It kind of begs the question – if it’s just about trying to make sure someone gets the garbage to the curb (she did) and power struggling about who holds the remote (also her) – what’s the big deal about marriage equality, anyway?
A while ago we had a terrible/great dining experience. The restaurant was somewhere you go for the patio and view. It’s known for putting out solidly mediocre food, and, this time anyway, they were putting out mediocre service too. The kitchen was sssslllllooooowwww (that’s like slow but a lot more) and by only 7pm, they had run out of three of the dishes on their eight dish menu.
Our waiter, oh let’s call him Paul, was hustling but still we sat with dirty dishes for 20 minutes and the coffee we ordered with dessert was stone cold. At the end of the meal, Paul, who, let’s be honest, was having a much worse evening than us, took not just the creamer off our table to give to the couple to our right but also GRABBED THE COFFEE SPOON OFF OUR TABLE AT THE SAME TIME and gave that them that as well. Terry and I exchanged a startled, did-that-really-just-happen??? look and bolted. Really, Paul? Cold coffee is one thing but cutlery going from table to table? That is not OK.

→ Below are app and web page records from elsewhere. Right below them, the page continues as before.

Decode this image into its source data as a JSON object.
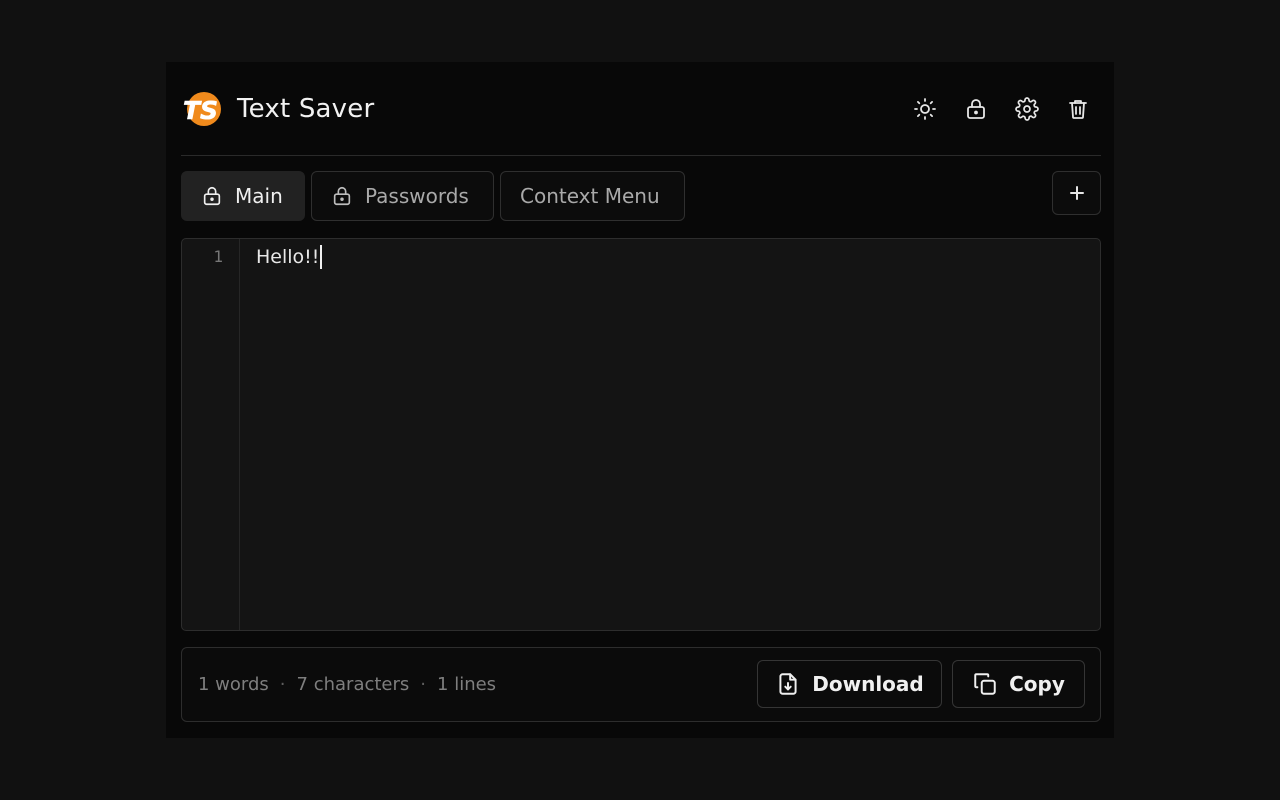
{
  "app": {
    "title": "Text Saver",
    "logo_text": "TS",
    "accent": "#f08a1c"
  },
  "header": {
    "actions": [
      {
        "icon": "sun-icon",
        "label": "theme"
      },
      {
        "icon": "lock-icon",
        "label": "lock"
      },
      {
        "icon": "gear-icon",
        "label": "settings"
      },
      {
        "icon": "trash-icon",
        "label": "delete"
      }
    ]
  },
  "tabs": [
    {
      "label": "Main",
      "locked": true,
      "active": true
    },
    {
      "label": "Passwords",
      "locked": true,
      "active": false
    },
    {
      "label": "Context Menu",
      "locked": false,
      "active": false
    }
  ],
  "add_tab_label": "+",
  "editor": {
    "line_numbers": [
      "1"
    ],
    "content": "Hello!!"
  },
  "footer": {
    "words": "1 words",
    "characters": "7 characters",
    "lines": "1 lines",
    "separator": "·",
    "download_label": "Download",
    "copy_label": "Copy"
  }
}
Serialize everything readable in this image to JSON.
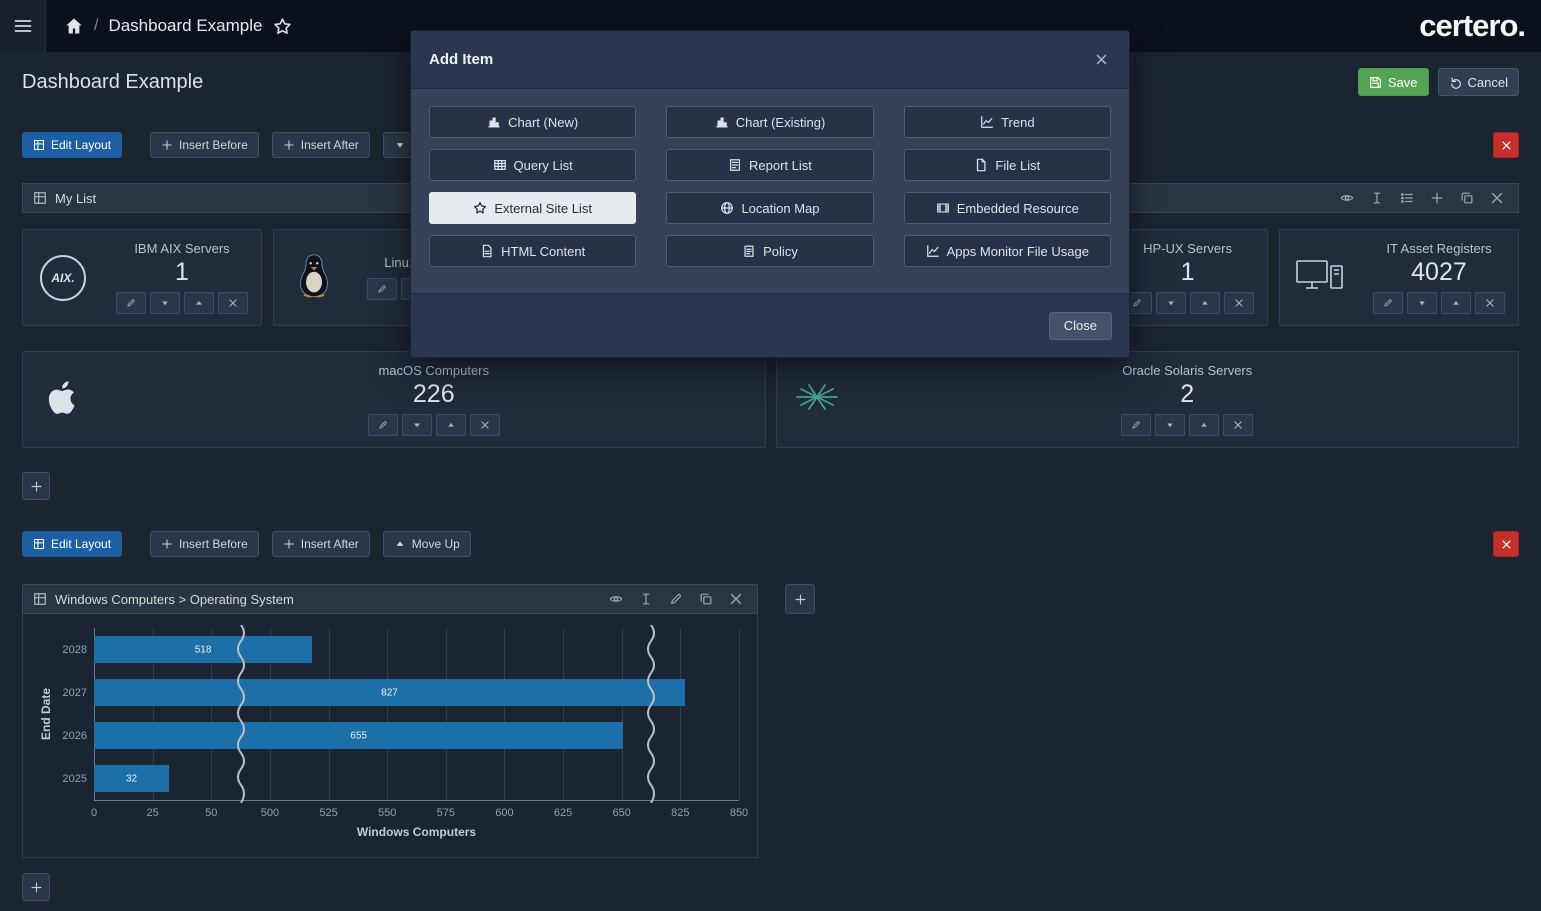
{
  "topbar": {
    "breadcrumb_separator": "/",
    "title": "Dashboard Example",
    "logo": "certero."
  },
  "page_header": {
    "title": "Dashboard Example",
    "save": "Save",
    "cancel": "Cancel"
  },
  "modal": {
    "title": "Add Item",
    "close_button": "Close",
    "items": [
      {
        "label": "Chart (New)",
        "icon": "chart-bar",
        "highlighted": false
      },
      {
        "label": "Chart (Existing)",
        "icon": "chart-bar",
        "highlighted": false
      },
      {
        "label": "Trend",
        "icon": "chart-line",
        "highlighted": false
      },
      {
        "label": "Query List",
        "icon": "table",
        "highlighted": false
      },
      {
        "label": "Report List",
        "icon": "report",
        "highlighted": false
      },
      {
        "label": "File List",
        "icon": "file",
        "highlighted": false
      },
      {
        "label": "External Site List",
        "icon": "star",
        "highlighted": true
      },
      {
        "label": "Location Map",
        "icon": "globe",
        "highlighted": false
      },
      {
        "label": "Embedded Resource",
        "icon": "film",
        "highlighted": false
      },
      {
        "label": "HTML Content",
        "icon": "document",
        "highlighted": false
      },
      {
        "label": "Policy",
        "icon": "policy",
        "highlighted": false
      },
      {
        "label": "Apps Monitor File Usage",
        "icon": "chart-line",
        "highlighted": false
      }
    ]
  },
  "section_top": {
    "edit_layout": "Edit Layout",
    "insert_before": "Insert Before",
    "insert_after": "Insert After",
    "move_down": "Move Down",
    "panel_title": "My List"
  },
  "cards": {
    "ibm_aix": {
      "title": "IBM AIX Servers",
      "value": "1",
      "logo": "aix-circle",
      "logo_text": "AIX."
    },
    "linux": {
      "title": "Linux Computers",
      "value": "",
      "logo": "tux-penguin"
    },
    "hp_ux": {
      "title": "HP-UX Servers",
      "value": "1",
      "logo": ""
    },
    "it_asset_registers": {
      "title": "IT Asset Registers",
      "value": "4027",
      "logo": "monitor"
    },
    "macos": {
      "title": "macOS Computers",
      "value": "226",
      "logo": "apple"
    },
    "oracle_solaris": {
      "title": "Oracle Solaris Servers",
      "value": "2",
      "logo": "sun-burst"
    }
  },
  "section_bottom": {
    "edit_layout": "Edit Layout",
    "insert_before": "Insert Before",
    "insert_after": "Insert After",
    "move_up": "Move Up",
    "panel_title": "Windows Computers > Operating System"
  },
  "chart_data": {
    "type": "bar",
    "orientation": "horizontal",
    "title": "Windows Computers > Operating System",
    "categories": [
      "2028",
      "2027",
      "2026",
      "2025"
    ],
    "values": [
      518,
      827,
      655,
      32
    ],
    "xlabel": "Windows Computers",
    "ylabel": "End Date",
    "x_ticks": [
      0,
      25,
      50,
      500,
      525,
      550,
      575,
      600,
      625,
      650,
      825,
      850
    ],
    "axis_breaks_between_ticks": [
      [
        2,
        3
      ],
      [
        9,
        10
      ]
    ],
    "bar_color": "#1d6fa8",
    "bar_labels": true,
    "grid": true,
    "legend": false
  },
  "colors": {
    "accent_blue": "#1d5fa3",
    "save_green": "#55a455",
    "danger_red": "#c5302b",
    "bar_blue": "#1d6fa8",
    "modal_highlight": "#e7eaee"
  }
}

However, Paul, my sweaty, overwhelmed friend, I forgive your multitude of server sins because you assumed the two women holding hands, bickering, and eating off each other’s plates were a couple, and – without double checking first –gave us one cheque.
You’re thinking and??
One of the most unconsciously heterosexist assumptions we routinely confront is: “Will this be together?” at the conclusion of a restaurant meal. It happens to us a lot. A LOT. Sometimes, when the kids were little, we’d be in a restaurant all together and the server would ask us “Would you like me to split the cheque?” and I’d think really? How? How would you split this? These three children (all clearly siblings), these two women (both obviously parenting); how would you split it?
What I’m asking is: Why does splitting us up make more sense than considering us a family?
Lots of (straight, mainstream) people, think it’s an overreaction to take offense at this. We ask everyone that, a server claimed once. But I call bullshit on that. If a woman and a man are eating together in a restaurant, it is the rare server who will ask if they want separate cheques, and anyway, if that does happen, it doesn’t matter because THE WHOLE ENTIRE REST OF THE WORLD recognizes they’re a couple. Their relationship is not invisible. It is recognized and validated and legitimized, unequivocally and repeatedly.
My first-glance-queer-factor rating depends who you ask. OK, it doesn’t really. The truth is that I pass for straight, and mostly people I meet assume I am. They assume I’m straight, they assume my wife and I are friends, and they assume my family isn’t a real family. I know they’re wrong, but having to constantly remind yourself of your own validity gets, well, a little tiring.
Which takes me back to the original question: what is the big deal with marriage equality, anyway? Getting married changed everything and changed nothing. Would we still be together and raising kids and getting asked about separate cheques if we weren’t married? I’m sure we would. But we deserved the right to choose marriage when we wanted it because our relationship has as much validity as any straight couple’s.
And when that right is enshrined in law, it’s not just me and my wife that say so.